Department of Physics

See also: General Degree Information

Department-specific courses:
Physics (PHYS)

Who's Who in the Department of Physics

Chair: Lawrence Pinsky

Kevin Bassler, Rene Bellwied, Edgar A. Bering III, Ching-Wu Chu, Wei-Kan Chu, Gemunu Gunaratne, Bambi Hu, Ed V. Hungerford, Alex Ignatiev, Donald J. Kouri, Kwong Hon Lau, John Miller, Shuheng Pan, Lawrence Pinsky, George Reiter, Venkat Selvamanickam, Wu-Pei Su, Chin-Sen Ting, Arthur B. Weglein, Lowell Wood

Associate Professors:
Eric Bittner, Margaret Cheung-Wynker, Seamus Curran, Pei-Herng Hor, Vassily Lubchenko, Carlos Ordonez, Pradeep Sharma, Donna W. Stokes, Ooman Varghese
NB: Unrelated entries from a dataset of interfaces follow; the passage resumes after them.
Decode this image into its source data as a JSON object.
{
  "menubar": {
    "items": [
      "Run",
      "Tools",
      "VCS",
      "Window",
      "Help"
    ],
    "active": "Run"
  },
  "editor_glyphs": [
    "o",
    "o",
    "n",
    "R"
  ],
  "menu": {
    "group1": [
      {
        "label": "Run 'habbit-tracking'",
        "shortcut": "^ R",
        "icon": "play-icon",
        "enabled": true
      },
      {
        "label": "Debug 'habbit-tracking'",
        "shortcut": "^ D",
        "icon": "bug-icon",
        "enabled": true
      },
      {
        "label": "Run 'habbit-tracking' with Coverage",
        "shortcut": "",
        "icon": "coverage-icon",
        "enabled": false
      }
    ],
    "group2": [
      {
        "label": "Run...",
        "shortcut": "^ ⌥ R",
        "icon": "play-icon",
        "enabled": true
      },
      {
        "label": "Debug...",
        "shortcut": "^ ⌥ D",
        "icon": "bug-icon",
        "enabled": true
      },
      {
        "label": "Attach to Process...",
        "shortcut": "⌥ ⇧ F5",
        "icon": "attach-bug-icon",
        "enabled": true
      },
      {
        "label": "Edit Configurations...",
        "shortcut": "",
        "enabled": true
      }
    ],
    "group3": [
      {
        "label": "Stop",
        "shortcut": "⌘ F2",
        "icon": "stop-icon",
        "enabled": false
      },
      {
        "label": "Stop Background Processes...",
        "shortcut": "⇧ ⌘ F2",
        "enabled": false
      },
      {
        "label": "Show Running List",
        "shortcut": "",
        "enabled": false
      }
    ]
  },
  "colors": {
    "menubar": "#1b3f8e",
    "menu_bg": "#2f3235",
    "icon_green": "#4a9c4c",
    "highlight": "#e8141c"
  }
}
Assistant Professors:
Mini Das, Haibing Peng, Lisa Whitehead


Physicists formulate mathematical descriptions of nature that constitute a set of theories to provide the best and most detailed predictive capability in all situations. Physicists also devise and carry out experiments designed to probe the unknown and test these theories. When confronted with experimental evidence that contradicts these theories or are beyond their reach, physicists either revise them to accommodate the new data or else abandon them in favor of better models. Students majoring in physics must have a strong foundation in mathematics and an overwhelming curiosity about how nature works. Generally, physicists tend either to be more primarily focused on doing experiments or to concentrate on making the mathematical models.

The Department of Physics offers the Bachelor of Science (B.S.) in physics and Bachelor of Arts (B.A.) in physics.

The demand for trained physicists is strong. Graduates with the B.S. in physics are prepared to enter physics graduate programs leading to the master's or doctoral degrees in physics. They also find entry level positions in the aerospace industry, the high-tech materials and electronics industries, and in fields as diverse as commodities or stock brokerage, health care, and the energy industry. Graduates with a B.A. in physics are generally prepared to teach physics at the high school level once they have obtained appropriate teacher certification.

The department's teaching and research fields of specialization include atmospheric and space physics, biological and medical physics, statistical physics, physics of finance, radiation science, superconductivity, surface physics, signal and image processing, high energy, medium energy, and heavy ion physics, high-performance distributed computing, and seismic physics. Research opportunities are available for highly motivated undergraduate students in faculty laboratories and such participation is strongly encouraged.

Catalog Publish Date: August 22, 2012
This Page Last Updated: September 20, 2012